- DNA repair (1) (remove)
- Intact and Damaged DNA and their Interaction with DNA-Binding Proteins: a Single Molecule Approach (2004)
- In the present work we study the architecture of intact and damaged DNA and their interaction with DNA-binding proteins using a combination of atomic force microscopy (AFM) and fluorescence correlation spectroscopy (FCS). In the beginning of this scientific work we therefore focus our efforts on the development of a reproducible protocol for the surface-deposition of different biomolecules, such as linear and circular DNA, different types of proteins and DNA-protein complexes. The analysis of the apparent contour length of intact DNA molecules of different lengths and under different preparation routines is found to be consistent with its B-DNA conformation. In this thesis we report about the first structural study of long DNA molecules that carry UV-light photolesions at random sites. An exposure of DNA to UV light introduces different modifications to the DNA structure: regions of unpaired DNA of different lengths, sharp kinks, the presence of knot like structures and single-strand breaks. In addition, the dynamics of damage accumulation can be traced with AFM. UV-exposure influences both the apparent contour length and the persistence length of the molecules. The structure of UV light damaged DNA strongly depends on the exposure time. Longer UV-light exposure time introduces increasing DNA damage. An FCS study on DNA exposed to UV-light shows that the presence of photoadducts influences the hydrodynamic properties of DNA molecules. The results obtained using both AFM and FCS are compared with gel-electrophoretical experiments.

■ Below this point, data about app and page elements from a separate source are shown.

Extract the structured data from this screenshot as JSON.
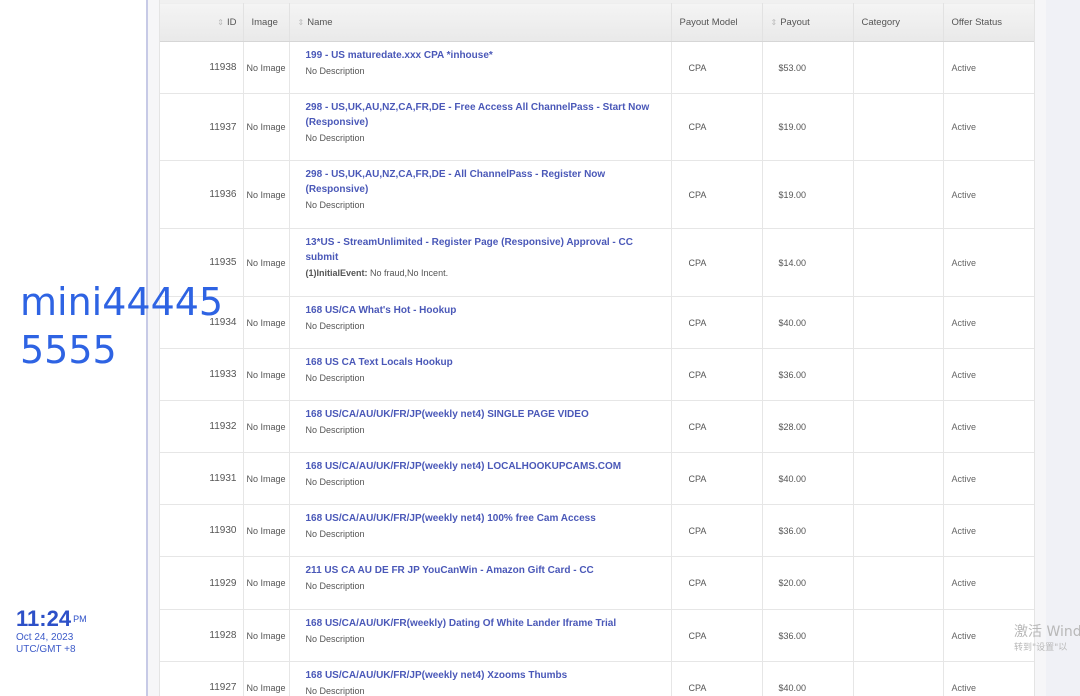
{
  "table": {
    "headers": {
      "id": "ID",
      "image": "Image",
      "name": "Name",
      "payout_model": "Payout Model",
      "payout": "Payout",
      "category": "Category",
      "status": "Offer Status"
    },
    "rows": [
      {
        "id": "11938",
        "image": "No Image",
        "name": "199 - US maturedate.xxx CPA *inhouse*",
        "desc": "No Description",
        "desc_label": "",
        "model": "CPA",
        "payout": "$53.00",
        "category": "",
        "status": "Active"
      },
      {
        "id": "11937",
        "image": "No Image",
        "name": "298 - US,UK,AU,NZ,CA,FR,DE - Free Access All ChannelPass - Start Now (Responsive)",
        "desc": "No Description",
        "desc_label": "",
        "model": "CPA",
        "payout": "$19.00",
        "category": "",
        "status": "Active"
      },
      {
        "id": "11936",
        "image": "No Image",
        "name": "298 - US,UK,AU,NZ,CA,FR,DE - All ChannelPass - Register Now (Responsive)",
        "desc": "No Description",
        "desc_label": "",
        "model": "CPA",
        "payout": "$19.00",
        "category": "",
        "status": "Active"
      },
      {
        "id": "11935",
        "image": "No Image",
        "name": "13*US - StreamUnlimited - Register Page (Responsive) Approval - CC submit",
        "desc": "No fraud,No Incent.",
        "desc_label": "(1)InitialEvent:",
        "model": "CPA",
        "payout": "$14.00",
        "category": "",
        "status": "Active"
      },
      {
        "id": "11934",
        "image": "No Image",
        "name": "168 US/CA What's Hot - Hookup",
        "desc": "No Description",
        "desc_label": "",
        "model": "CPA",
        "payout": "$40.00",
        "category": "",
        "status": "Active"
      },
      {
        "id": "11933",
        "image": "No Image",
        "name": "168 US CA Text Locals Hookup",
        "desc": "No Description",
        "desc_label": "",
        "model": "CPA",
        "payout": "$36.00",
        "category": "",
        "status": "Active"
      },
      {
        "id": "11932",
        "image": "No Image",
        "name": "168 US/CA/AU/UK/FR/JP(weekly net4) SINGLE PAGE VIDEO",
        "desc": "No Description",
        "desc_label": "",
        "model": "CPA",
        "payout": "$28.00",
        "category": "",
        "status": "Active"
      },
      {
        "id": "11931",
        "image": "No Image",
        "name": "168 US/CA/AU/UK/FR/JP(weekly net4) LOCALHOOKUPCAMS.COM",
        "desc": "No Description",
        "desc_label": "",
        "model": "CPA",
        "payout": "$40.00",
        "category": "",
        "status": "Active"
      },
      {
        "id": "11930",
        "image": "No Image",
        "name": "168 US/CA/AU/UK/FR/JP(weekly net4) 100% free Cam Access",
        "desc": "No Description",
        "desc_label": "",
        "model": "CPA",
        "payout": "$36.00",
        "category": "",
        "status": "Active"
      },
      {
        "id": "11929",
        "image": "No Image",
        "name": "211 US CA AU DE FR JP YouCanWin - Amazon Gift Card - CC",
        "desc": "No Description",
        "desc_label": "",
        "model": "CPA",
        "payout": "$20.00",
        "category": "",
        "status": "Active"
      },
      {
        "id": "11928",
        "image": "No Image",
        "name": "168 US/CA/AU/UK/FR(weekly) Dating Of White Lander Iframe Trial",
        "desc": "No Description",
        "desc_label": "",
        "model": "CPA",
        "payout": "$36.00",
        "category": "",
        "status": "Active"
      },
      {
        "id": "11927",
        "image": "No Image",
        "name": "168 US/CA/AU/UK/FR/JP(weekly net4) Xzooms Thumbs",
        "desc": "No Description",
        "desc_label": "",
        "model": "CPA",
        "payout": "$40.00",
        "category": "",
        "status": "Active"
      }
    ]
  },
  "watermark": {
    "text": "mini444455555"
  },
  "clock": {
    "time": "11:24",
    "ampm": "PM",
    "date": "Oct 24, 2023",
    "tz": "UTC/GMT +8"
  },
  "activation": {
    "line1": "激活 Wind",
    "line2": "转到\"设置\"以"
  },
  "colors": {
    "link": "#4a58b8",
    "watermark": "#2e63e3",
    "clock": "#2d50c8"
  }
}
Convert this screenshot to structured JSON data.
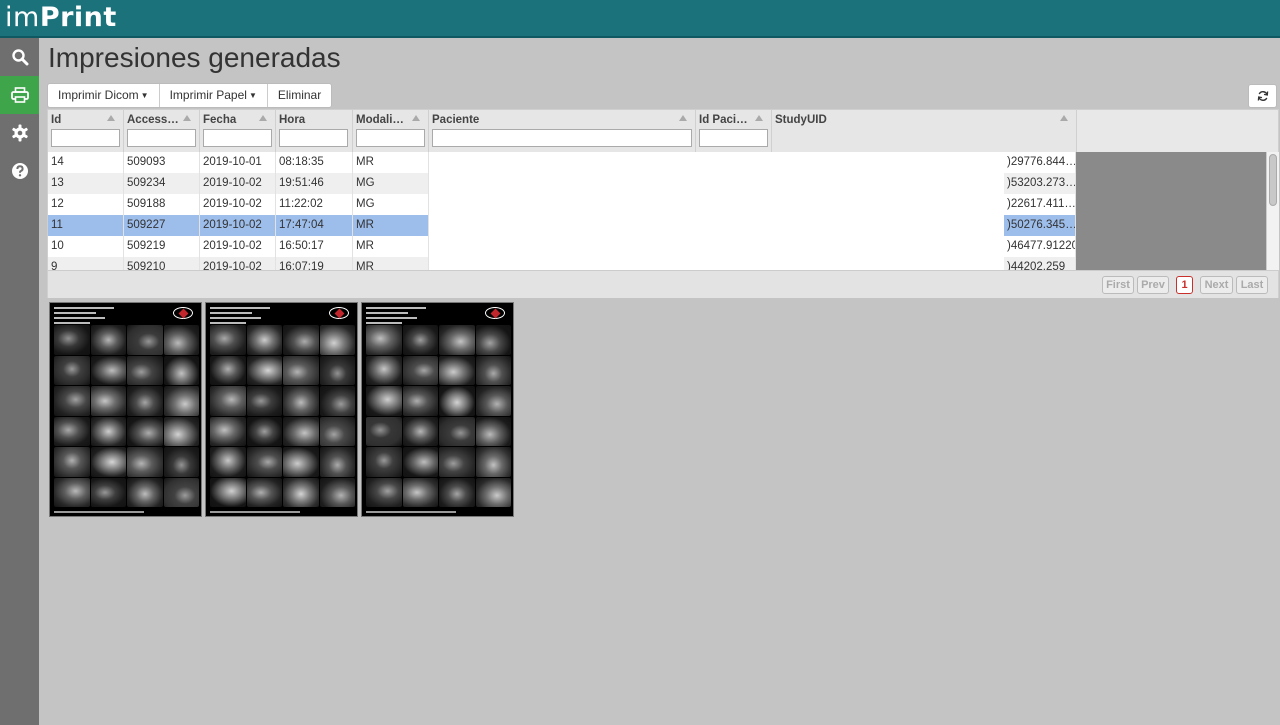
{
  "app": {
    "brand_light": "im",
    "brand_bold": "Print"
  },
  "colors": {
    "topbar": "#1b727b",
    "sidebar": "#6f6f6f",
    "sidebar_active": "#3fa54a",
    "row_selected": "#9dbdea",
    "row_alt": "#efefef",
    "page_current": "#c9302c"
  },
  "sidebar": {
    "items": [
      {
        "icon": "search-icon",
        "active": false
      },
      {
        "icon": "print-icon",
        "active": true
      },
      {
        "icon": "gear-icon",
        "active": false
      },
      {
        "icon": "question-icon",
        "active": false
      }
    ]
  },
  "page": {
    "title": "Impresiones generadas"
  },
  "toolbar": {
    "print_dicom_label": "Imprimir Dicom",
    "print_paper_label": "Imprimir Papel",
    "delete_label": "Eliminar",
    "refresh_icon": "refresh-icon"
  },
  "table": {
    "columns": [
      {
        "label": "Id",
        "filter": ""
      },
      {
        "label": "Access…",
        "filter": ""
      },
      {
        "label": "Fecha",
        "filter": ""
      },
      {
        "label": "Hora",
        "filter": ""
      },
      {
        "label": "Modali…",
        "filter": ""
      },
      {
        "label": "Paciente",
        "filter": ""
      },
      {
        "label": "Id Paci…",
        "filter": ""
      },
      {
        "label": "StudyUID",
        "filter": ""
      }
    ],
    "rows": [
      {
        "id": "14",
        "access": "509093",
        "fecha": "2019-10-01",
        "hora": "08:18:35",
        "modalidad": "MR",
        "uid": ")29776.844…",
        "selected": false
      },
      {
        "id": "13",
        "access": "509234",
        "fecha": "2019-10-02",
        "hora": "19:51:46",
        "modalidad": "MG",
        "uid": ")53203.273…",
        "selected": false
      },
      {
        "id": "12",
        "access": "509188",
        "fecha": "2019-10-02",
        "hora": "11:22:02",
        "modalidad": "MG",
        "uid": ")22617.411…",
        "selected": false
      },
      {
        "id": "11",
        "access": "509227",
        "fecha": "2019-10-02",
        "hora": "17:47:04",
        "modalidad": "MR",
        "uid": ")50276.345…",
        "selected": true
      },
      {
        "id": "10",
        "access": "509219",
        "fecha": "2019-10-02",
        "hora": "16:50:17",
        "modalidad": "MR",
        "uid": ")46477.91220",
        "selected": false
      },
      {
        "id": "9",
        "access": "509210",
        "fecha": "2019-10-02",
        "hora": "16:07:19",
        "modalidad": "MR",
        "uid": ")44202.259",
        "selected": false
      }
    ]
  },
  "pager": {
    "first": "First",
    "prev": "Prev",
    "current": "1",
    "next": "Next",
    "last": "Last"
  },
  "thumbnails": [
    {
      "name": "print-preview-1"
    },
    {
      "name": "print-preview-2"
    },
    {
      "name": "print-preview-3"
    }
  ]
}
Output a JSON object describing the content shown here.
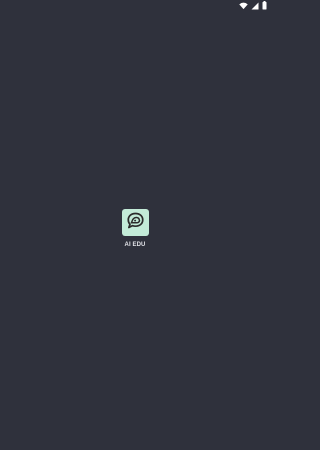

Further, we report about a first AFM study of the hRPA binding properties to intact and damaged DNA. The damage types under investigation were a 6 nt bubble modification, a cisplatin modification as well as lesions induced by UV-light. In our AFM experiment we never find RPA to be bound to the intact dsDNA chain. In complexes with intact DNA human RPA is only found to be bound to the termini of the linear DNA molecules. Human RPA binds with a very low affinity to both DNA containing a 6 nt bubble modification and a single cisplatin modification. Moreover, hRPA showed in this case still a preferential binding to the ends of the linear DNA molecules as seen in the complexes with intact DNA. Because of the low binding strength of hRPA to the cisplatin intrastrand adduct it is easily possible to remove the protein from its DNA complexes by scanning movements of the AFM tip. The images of the DNA molecules after removal of the hRPA proteins show significant distortions of the DNA chain, namely: the separation of the double strand into single-strands resulting in a large region of unpaired bases. Such structures are never observed in images of DNA carrying a cisplatin lesion before the addition of hRPA. This fact may explain a possible role of hRPA in damage excision. Our experiments show a rather high affinity of hRPA to UV-light damaged DNA that increases with UV-light exposition time. The formation of complexes of hRPA and UV-light damaged DNA molecules was studied by both EMSA and AFM. When hRPA was added to the damaged DNA, globular objects sitting on the rod shaped DNA strands were regularly observed in the AFM images. A systematic analysis of the apparent contour length of DNA molecules in protein-DNA complexes reveals a reduction of the contour length in comparison to the one of uncomplexed DNA molecules damaged for the same time. Such reduction of 27.7±7.6 nm suggests a wrapping of the DNA molecule around the hRPA protein. Additionally, using the hRPA-DNA system, we show that the application of the phase signal allows to differentiate between components of similar architecture, but different origin within one AFM image. The last chapter of the thesis is dedicated to the analysis of the DNA-binding properties of ORF80, a novel leuzine protein of unknown physiological role. Our AFM measurements demonstrate that under low protein concentration a specific binding of ORF80 dominates. To the best of our knowledge ORF80 is the smallest protein that was resolved in complexes with DNA by AFM. The single molecule approach in the study of the ORF80 binding properties to DNA with AFM shows that one, at most two ORF80 monomers recognize a specific sequence on the dsDNA. Both AFM and FCS clearly show that higher ORF80 concentrations lead to the formation of big protein-DNA agglomerates that contain numerous DNA and protein molecules. The formation of these agglomerates can be explained both by the unspecific ORF80 binding and its high aggregation properties.